In truth, Corky was a historian. His photographs help preserve and protect histories of A&PIs in the United States and abroad. They tell stories that would otherwise be untold. Without Corky, we would not have the visual history that we have today. Corky called this “photographic justice.” His work is invaluable.

Apicha CHC’s early struggles to shine the light on unmet HIV services in the A&PI community were among the issues Corky captured. You may have seen Corky photographing our community events, fundraising events. As Apicha CHC CEO Therese R. Rodriguez recalled, “I first met Corky during the early 1970s, when I was involved in Filipino-American activism and protests. When we would protest the Marcos dictatorship in front of the Philippine Consulate, Corky was there—and at countless other events. Our friendship continued as Apicha CHC evolved from an AIDS Service Organization to a community health center. He photographed, donated photographs for fundraisers, and introduced Apicha CHC to others in the community.”

Stigma of HIV in the A&PI community did not turn Corky away. He was there.

He supported our mission and contributed to our ability to keep our service available, and our voices heard.

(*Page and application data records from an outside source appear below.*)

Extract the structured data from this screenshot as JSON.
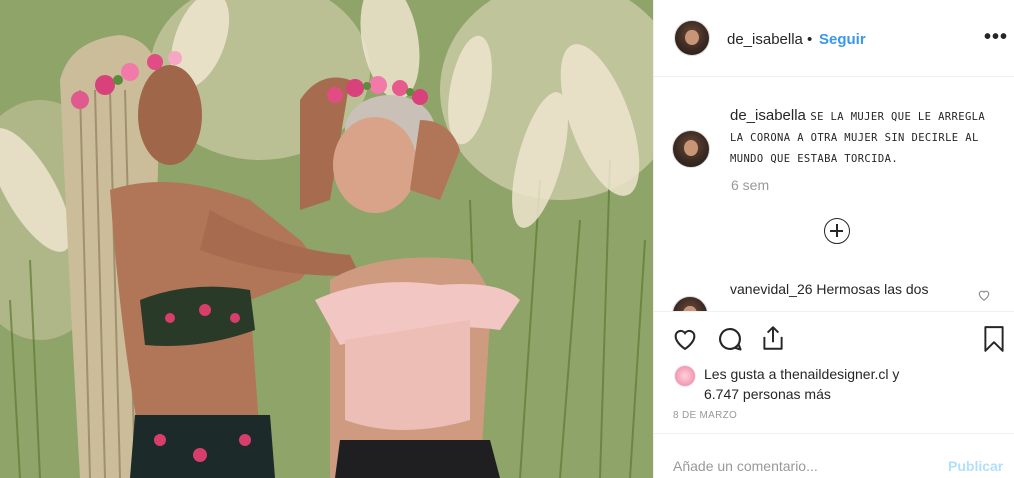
{
  "post": {
    "username": "de_isabella",
    "separator": "•",
    "follow_label": "Seguir",
    "more_label": "•••"
  },
  "caption": {
    "username": "de_isabella",
    "text": "SE LA MUJER QUE LE ARREGLA LA CORONA A OTRA MUJER SIN DECIRLE AL MUNDO QUE ESTABA TORCIDA.",
    "time": "6 sem"
  },
  "comment": {
    "username": "vanevidal_26",
    "text": "Hermosas las dos"
  },
  "likes": {
    "line1": "Les gusta a thenaildesigner.cl y",
    "line2": "6.747 personas más"
  },
  "date": "8 DE MARZO",
  "add_comment": {
    "placeholder": "Añade un comentario...",
    "publish_label": "Publicar"
  },
  "icons": [
    "heart-icon",
    "comment-icon",
    "share-icon",
    "bookmark-icon",
    "add-circle-icon",
    "more-icon"
  ]
}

It is heartbreaking to learn that before falling ill, Corky was still hard at work documenting lives with his lens. He was also working on a documentary that captured his life and work. Although Corky may no longer be with us, his spirit and legacy will always live on through his photos. He will be remembered and cherished. May he rest in peace.